Saturday, June 29, 2013

Turning point

June is, probably, the most boring month of the year when we talk about birds. All breeders are busy with their eggs or chicks and you only can rest waiting for some non-breeders, juveniles in dispersion movements, last prenuptial or early postnuptial migrating birds. Here in Catalonia, the second week of June is probably the 'worst' one, but suddenly: the turning point.

In an absolutely normal place like my local patch, a very small wetland inland Catalonia and surrounded by dry lands, something strange occurs every year. Some 'scarce' summer visitors appear, and this means an exceptional unpredictability. It's something like a migration period, but without (or only a few) migrating birds. They are just non-breeders, young birds or sometimes first postnuptial migrating birds moving south.

This situation makes special journeys, with totally unexpected birds at the same time you can see local birds breeding. Last week, for me, I reached the turning point of the year. A Whiskered Tern (Chlidonias hybridus) appeared in active migration, and only 4 days ago, a non-breeder Kingfisher (Alcedo atthis), a juvenile Purple Heron (Ardea purpurea) and an adult Eleonora's Falcon (Falco eleonorae). Also, 8 migrating Black-winged Stilts (Himantopus himantopus), a Green Sandpiper (Tringa ochropus), a Black-crowned Night Heron (Nycticorax nycticorax) and a male Hawfinch (Coccothraustes coccothraustes) (this one the rarest sighting; it's the fist time this species is observed there!!) the following day. Two days ago, the Eleonora's Falcon was still there and I saw a male Little Bittern (Ixobrychus minutus) too... an yesterday a non-breeder Green Woodpecker (Picus viridis), a 1cy Turtle Dove (Streptopelia turtur) and a probably migrating Little Ringed Plover (Charadrius dubius). All this species are very scarce here, also in migration.

However, ringing sessions continue meaning local breeders and lots of chicks. I'm quite entertained with some juvenile Goldfinches (Carduelis carduelis), trying to guess their sex.
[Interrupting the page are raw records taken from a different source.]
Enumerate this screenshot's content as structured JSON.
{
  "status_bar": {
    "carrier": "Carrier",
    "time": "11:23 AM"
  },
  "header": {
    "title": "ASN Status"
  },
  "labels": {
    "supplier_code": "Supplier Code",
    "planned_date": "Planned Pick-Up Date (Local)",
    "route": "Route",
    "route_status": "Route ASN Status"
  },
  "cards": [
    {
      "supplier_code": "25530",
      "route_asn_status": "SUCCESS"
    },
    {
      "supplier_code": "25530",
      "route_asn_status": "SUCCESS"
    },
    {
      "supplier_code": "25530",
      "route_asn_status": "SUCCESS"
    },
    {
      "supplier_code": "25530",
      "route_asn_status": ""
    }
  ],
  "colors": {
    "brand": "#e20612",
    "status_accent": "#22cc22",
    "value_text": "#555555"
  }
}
Another nice pastime is ringing House Martins (Delichon urbicum), that come to drink some water in a fantastic place to put a mistnet.

This bird had an injured foot, with an ant's head!
This water point also attract birds like Rock Sparrows (Petronia petronia) and Crested Larks (Galerida cristata), that comes to drink something in order to resist the summer temperatures.
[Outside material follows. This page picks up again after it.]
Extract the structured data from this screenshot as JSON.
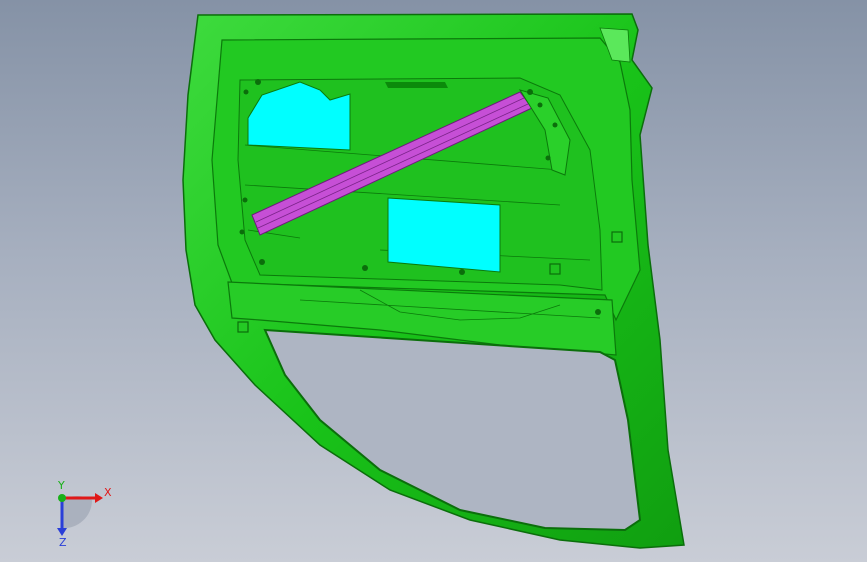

Typical 'in hand Alaudidae posture'.

This two species can seem a little bit boring when we talk about their plumage colours and feathers. But Crested Larks have the curious crest, and Petronias hide two secrets more.

This 2cy female White Wagtail (Motacilla alba) also came to the pond.

At the same time, a few breeders are already thinking about migration. This Nightingale (Luscinia megarhynchos) was a female with broodpatch, but she had started her complete postnuptial moult.

Other birds prefer to breed successively until the summer ends. The most spectacular case is the Zitting Cisticola (Cisticola juncidis), the only european passerine able to breed just before fledging... This female was a first-year bird, that probably flew for first time a couple of months ago, and had a well-developped broodpatch that indicate this bird is breeding. 

Finally, the 'family photo': 
Left to right: Tree, House and Rock Sparrows.

No comments:

Post a Comment